Even if you can only take a class like product design, you’ll still learn about good and bad design. Couple this with your knowledge of the games industry and you’ll be on your way!
3. & 4. Mathematics and English
To write compelling stories and convey these stories to a design team, you’ll need foundations in English language and literature.
Most of the time these classes are compulsory, but it’s always a good idea to stretch yourself if you’re talented. And if you struggle with either of these topics, it’s worth spending the time getting up-to-scratch.
5. Extra Curricular Classes
It’s not just your classes that are important; showing skills like leadership, initiative, and being a team player are just as important as academic success.

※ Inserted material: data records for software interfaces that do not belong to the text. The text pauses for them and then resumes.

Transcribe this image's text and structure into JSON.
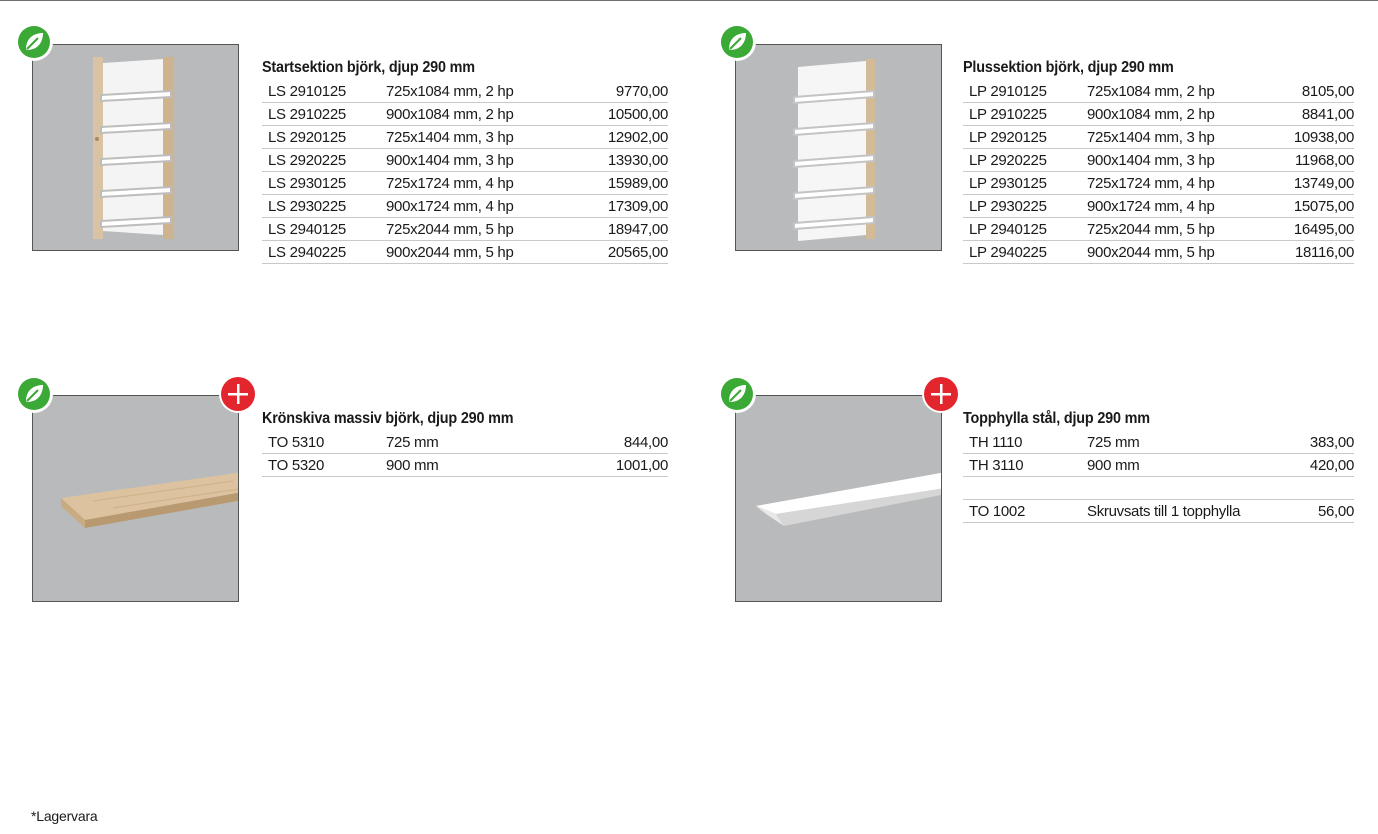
{
  "sections": [
    {
      "title": "Startsektion björk, djup 290 mm",
      "rows": [
        {
          "code": "LS 2910125",
          "desc": "725x1084 mm, 2 hp",
          "price": "9770,00"
        },
        {
          "code": "LS 2910225",
          "desc": "900x1084 mm, 2 hp",
          "price": "10500,00"
        },
        {
          "code": "LS 2920125",
          "desc": "725x1404 mm, 3 hp",
          "price": "12902,00"
        },
        {
          "code": "LS 2920225",
          "desc": "900x1404 mm, 3 hp",
          "price": "13930,00"
        },
        {
          "code": "LS 2930125",
          "desc": "725x1724 mm, 4 hp",
          "price": "15989,00"
        },
        {
          "code": "LS 2930225",
          "desc": "900x1724 mm, 4 hp",
          "price": "17309,00"
        },
        {
          "code": "LS 2940125",
          "desc": "725x2044 mm, 5 hp",
          "price": "18947,00"
        },
        {
          "code": "LS 2940225",
          "desc": "900x2044 mm, 5 hp",
          "price": "20565,00"
        }
      ]
    },
    {
      "title": "Plussektion björk, djup 290 mm",
      "rows": [
        {
          "code": "LP 2910125",
          "desc": "725x1084 mm, 2 hp",
          "price": "8105,00"
        },
        {
          "code": "LP 2910225",
          "desc": "900x1084 mm, 2 hp",
          "price": "8841,00"
        },
        {
          "code": "LP 2920125",
          "desc": "725x1404 mm, 3 hp",
          "price": "10938,00"
        },
        {
          "code": "LP 2920225",
          "desc": "900x1404 mm, 3 hp",
          "price": "11968,00"
        },
        {
          "code": "LP 2930125",
          "desc": "725x1724 mm, 4 hp",
          "price": "13749,00"
        },
        {
          "code": "LP 2930225",
          "desc": "900x1724 mm, 4 hp",
          "price": "15075,00"
        },
        {
          "code": "LP 2940125",
          "desc": "725x2044 mm, 5 hp",
          "price": "16495,00"
        },
        {
          "code": "LP 2940225",
          "desc": "900x2044 mm, 5 hp",
          "price": "18116,00"
        }
      ]
    },
    {
      "title": "Krönskiva massiv björk, djup 290 mm",
      "rows": [
        {
          "code": "TO 5310",
          "desc": "725 mm",
          "price": "844,00"
        },
        {
          "code": "TO 5320",
          "desc": "900 mm",
          "price": "1001,00"
        }
      ]
    },
    {
      "title": "Topphylla stål, djup 290 mm",
      "rows": [
        {
          "code": "TH 1110",
          "desc": "725 mm",
          "price": "383,00"
        },
        {
          "code": "TH 3110",
          "desc": "900 mm",
          "price": "420,00"
        },
        {
          "code": "TO 1002",
          "desc": "Skruvsats till 1 topphylla",
          "price": "56,00"
        }
      ]
    }
  ],
  "icons": {
    "eco_badge": "leaf-icon",
    "plus_badge": "plus-icon"
  },
  "colors": {
    "eco_green": "#3aa935",
    "plus_red": "#e3262d",
    "photo_bg": "#b9babb"
  },
  "footnote": "*Lagervara"
}
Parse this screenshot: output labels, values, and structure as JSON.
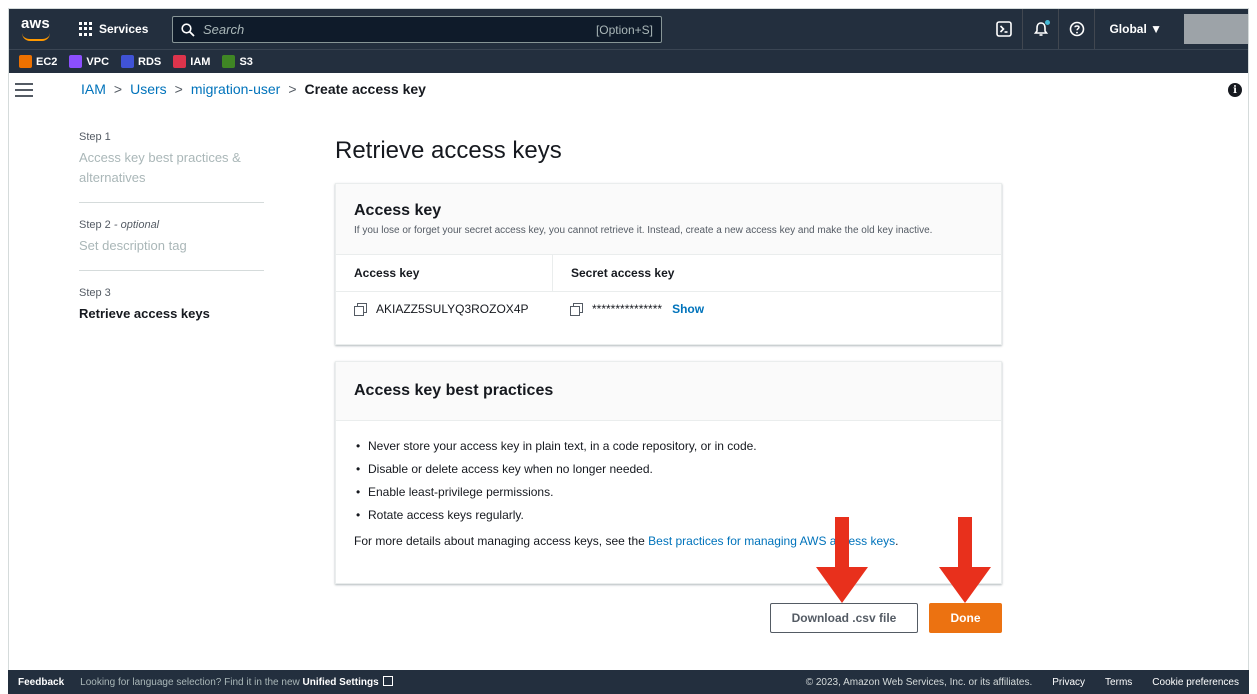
{
  "nav": {
    "logo": "aws",
    "services": "Services",
    "search_placeholder": "Search",
    "search_hint": "[Option+S]",
    "region": "Global ▼"
  },
  "favorites": [
    {
      "label": "EC2",
      "color": "#ed7100"
    },
    {
      "label": "VPC",
      "color": "#8c4fff"
    },
    {
      "label": "RDS",
      "color": "#4053d6"
    },
    {
      "label": "IAM",
      "color": "#dd344c"
    },
    {
      "label": "S3",
      "color": "#3f8624"
    }
  ],
  "breadcrumb": {
    "iam": "IAM",
    "users": "Users",
    "user": "migration-user",
    "current": "Create access key",
    "sep": ">"
  },
  "steps": [
    {
      "num": "Step 1",
      "title": "Access key best practices & alternatives"
    },
    {
      "num": "Step 2",
      "optional": "- optional",
      "title": "Set description tag"
    },
    {
      "num": "Step 3",
      "title": "Retrieve access keys"
    }
  ],
  "page_title": "Retrieve access keys",
  "access_key_panel": {
    "title": "Access key",
    "description": "If you lose or forget your secret access key, you cannot retrieve it. Instead, create a new access key and make the old key inactive.",
    "col_access_key": "Access key",
    "col_secret": "Secret access key",
    "access_key_value": "AKIAZZ5SULYQ3ROZOX4P",
    "secret_value": "***************",
    "show_label": "Show"
  },
  "best_practices": {
    "title": "Access key best practices",
    "items": [
      "Never store your access key in plain text, in a code repository, or in code.",
      "Disable or delete access key when no longer needed.",
      "Enable least-privilege permissions.",
      "Rotate access keys regularly."
    ],
    "more_prefix": "For more details about managing access keys, see the ",
    "more_link": "Best practices for managing AWS access keys",
    "more_suffix": "."
  },
  "buttons": {
    "download": "Download .csv file",
    "done": "Done"
  },
  "footer": {
    "feedback": "Feedback",
    "lang_prefix": "Looking for language selection? Find it in the new ",
    "lang_link": "Unified Settings",
    "copyright": "© 2023, Amazon Web Services, Inc. or its affiliates.",
    "privacy": "Privacy",
    "terms": "Terms",
    "cookies": "Cookie preferences"
  },
  "colors": {
    "nav_bg": "#232f3e",
    "link": "#0073bb",
    "primary_button": "#ec7211",
    "annotation_arrow": "#e8301c"
  }
}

You can gain many of these skills by joining a sports team, or a club.
It might seem like you don’t have time with all your classes, but colleges and employers look for times you have gone above and beyond. They also look for passion, which you can show by excelling at something non-academic.
Getting Started Developing Games
The barrier to developing games is getting lower, so high school is the perfect time to begin on your portfolio of games.
Your portfolio is what employers and colleges will look at as evidence of your ability to design games.
You can download an engine like Unity for free, and with some free assets, you can begin designing a simple game.
It’s not about creating the best-looking game, it’s about showcasing your technical skills and your design abilities.
Employers will be impressed by the initiative you took in developing a game, and colleges will be impressed by the skills you demonstrate.
Working in Gaming: